→ **Assignment**:
Looking at the entries, say how many lines contain the string "hash". Offer nothing besides the number.

*** Dataset excerpts ***

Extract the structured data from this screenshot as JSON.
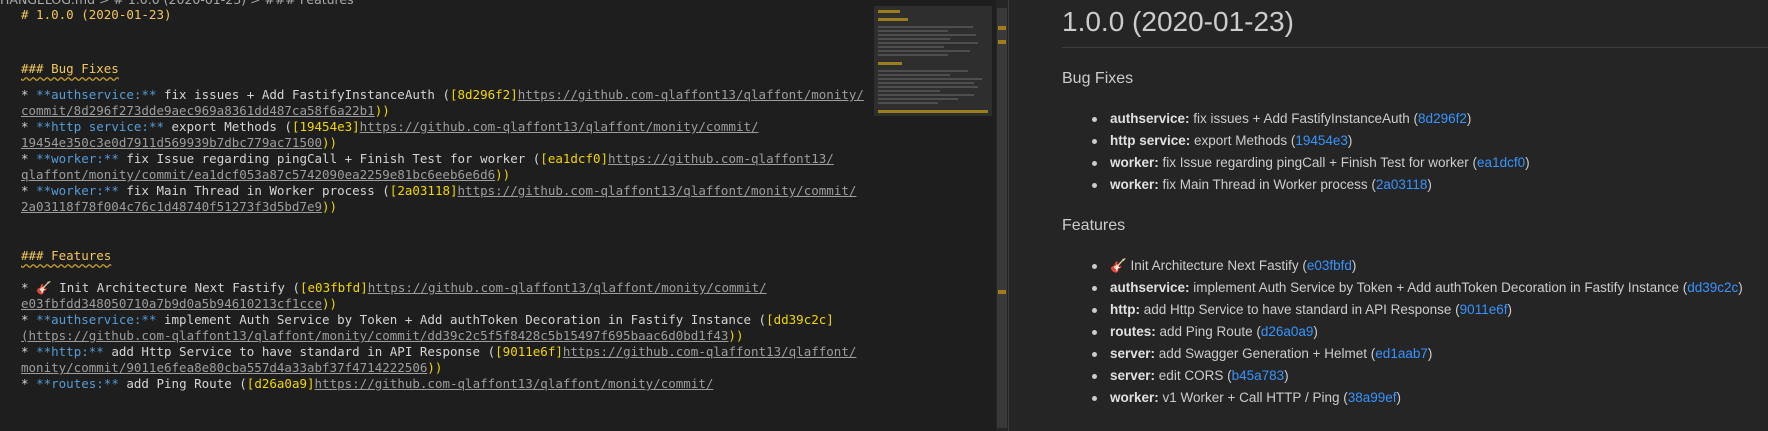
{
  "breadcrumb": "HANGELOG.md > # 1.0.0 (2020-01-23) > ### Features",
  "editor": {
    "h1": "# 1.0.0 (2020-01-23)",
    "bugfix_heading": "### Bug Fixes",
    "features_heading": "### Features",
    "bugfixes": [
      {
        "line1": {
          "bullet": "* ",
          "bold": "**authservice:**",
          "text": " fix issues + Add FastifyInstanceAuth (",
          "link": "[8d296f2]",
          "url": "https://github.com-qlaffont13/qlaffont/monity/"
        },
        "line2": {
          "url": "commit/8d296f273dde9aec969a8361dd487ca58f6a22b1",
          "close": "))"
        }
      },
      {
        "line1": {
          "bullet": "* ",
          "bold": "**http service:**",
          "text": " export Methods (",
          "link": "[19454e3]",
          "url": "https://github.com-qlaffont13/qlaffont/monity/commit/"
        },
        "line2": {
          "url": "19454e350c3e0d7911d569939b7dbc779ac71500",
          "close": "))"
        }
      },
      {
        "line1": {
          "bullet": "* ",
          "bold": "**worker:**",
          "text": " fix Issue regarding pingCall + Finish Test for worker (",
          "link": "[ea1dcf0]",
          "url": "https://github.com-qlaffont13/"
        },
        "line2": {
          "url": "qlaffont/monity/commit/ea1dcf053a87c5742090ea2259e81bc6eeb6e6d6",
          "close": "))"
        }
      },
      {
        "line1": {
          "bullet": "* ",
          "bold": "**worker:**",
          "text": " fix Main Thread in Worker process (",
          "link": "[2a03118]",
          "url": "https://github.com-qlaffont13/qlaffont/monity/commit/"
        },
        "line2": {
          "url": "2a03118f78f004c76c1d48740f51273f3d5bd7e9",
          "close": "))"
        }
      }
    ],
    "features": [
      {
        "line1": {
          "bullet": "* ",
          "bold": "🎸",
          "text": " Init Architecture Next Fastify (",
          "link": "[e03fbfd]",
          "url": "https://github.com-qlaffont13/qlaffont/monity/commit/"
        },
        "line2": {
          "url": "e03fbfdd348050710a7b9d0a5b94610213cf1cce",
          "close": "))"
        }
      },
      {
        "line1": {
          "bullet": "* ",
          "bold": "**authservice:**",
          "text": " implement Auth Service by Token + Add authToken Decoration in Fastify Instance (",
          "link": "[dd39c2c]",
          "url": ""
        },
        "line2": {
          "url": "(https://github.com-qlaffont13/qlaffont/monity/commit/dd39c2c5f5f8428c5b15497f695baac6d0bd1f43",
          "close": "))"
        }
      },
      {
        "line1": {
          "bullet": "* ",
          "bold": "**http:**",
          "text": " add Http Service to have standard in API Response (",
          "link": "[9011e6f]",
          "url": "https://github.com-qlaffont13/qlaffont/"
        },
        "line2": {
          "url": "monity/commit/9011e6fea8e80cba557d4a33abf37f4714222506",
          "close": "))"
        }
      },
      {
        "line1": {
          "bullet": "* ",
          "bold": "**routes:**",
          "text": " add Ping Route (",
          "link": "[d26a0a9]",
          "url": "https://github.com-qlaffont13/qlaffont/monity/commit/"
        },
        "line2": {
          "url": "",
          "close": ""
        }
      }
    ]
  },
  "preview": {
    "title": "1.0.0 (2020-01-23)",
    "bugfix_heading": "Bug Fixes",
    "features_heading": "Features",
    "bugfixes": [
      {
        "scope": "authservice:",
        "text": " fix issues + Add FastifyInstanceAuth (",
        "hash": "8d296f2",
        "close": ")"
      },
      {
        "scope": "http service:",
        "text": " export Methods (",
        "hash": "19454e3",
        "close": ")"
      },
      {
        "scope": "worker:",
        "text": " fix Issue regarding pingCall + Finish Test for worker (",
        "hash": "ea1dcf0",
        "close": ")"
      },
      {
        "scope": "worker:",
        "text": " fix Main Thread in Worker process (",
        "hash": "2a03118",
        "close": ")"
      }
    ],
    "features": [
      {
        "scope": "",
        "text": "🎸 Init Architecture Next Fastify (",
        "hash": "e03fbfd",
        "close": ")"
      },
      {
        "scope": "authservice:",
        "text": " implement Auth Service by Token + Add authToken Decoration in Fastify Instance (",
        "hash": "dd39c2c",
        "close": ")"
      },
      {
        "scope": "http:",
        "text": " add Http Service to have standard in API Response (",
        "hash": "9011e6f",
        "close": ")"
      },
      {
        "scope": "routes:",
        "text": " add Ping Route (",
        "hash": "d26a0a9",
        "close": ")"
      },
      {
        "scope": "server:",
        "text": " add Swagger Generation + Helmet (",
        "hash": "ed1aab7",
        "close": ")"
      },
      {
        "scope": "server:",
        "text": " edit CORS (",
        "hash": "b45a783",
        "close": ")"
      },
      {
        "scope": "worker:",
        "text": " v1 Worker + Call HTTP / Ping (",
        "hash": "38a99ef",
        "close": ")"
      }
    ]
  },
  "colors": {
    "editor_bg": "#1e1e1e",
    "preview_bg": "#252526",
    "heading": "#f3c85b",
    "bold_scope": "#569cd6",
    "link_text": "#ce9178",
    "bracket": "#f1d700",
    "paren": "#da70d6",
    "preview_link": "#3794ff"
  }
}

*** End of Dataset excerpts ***

→ **Solution below**:
11